So, at my sister’s urging, I watched the videos of Sterling and Castile’s murders. When she told me to watch them I said I didn’t think I could handle it. She made me think again when she spoke of being a mother to her son, of being a wife. Castile and Sterling could be my nephew, my brother-in-law. Sterling and Castile could be me. So I watched the videos. I watched them to remove my head from the sand, to educate myself. I watched them so I can attempt to do something in an informed way. I watched them because it serves no one to “protect” myself from the horrors of the world.

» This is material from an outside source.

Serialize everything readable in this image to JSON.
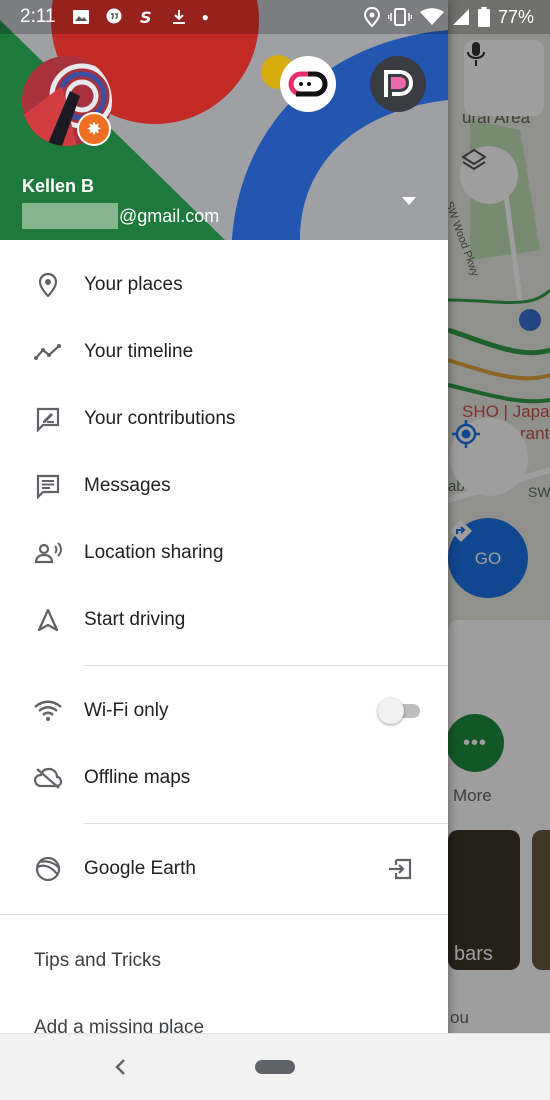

I took the first step when I watched the videos today, when I learned the names of the men who were gunned down for no reason other than they were Black. I took the second step when I reached out to the Black Lives Matter movement, asking how I can help. I may not know what to do, but I have to do something. We all have to do something. Because these killings, this violence, this ignorance and oppression, has to stop. No matter what color we are, we are all in this together. We have to be, or it will never end. And for those who don’t know, the Black Lives Matter movement strives for the equality of all ethnicities, sexual orientations, creeds. The movement gives voice to the voiceless, it works to lift up the disenfranchised, to create the world we wish to see. Which is the duty of all of us as human beings who share this world. Will you join me?
I wish you a wild, free life. (And if you do live wild and free, please don’t take that freedom for granted. Use it.)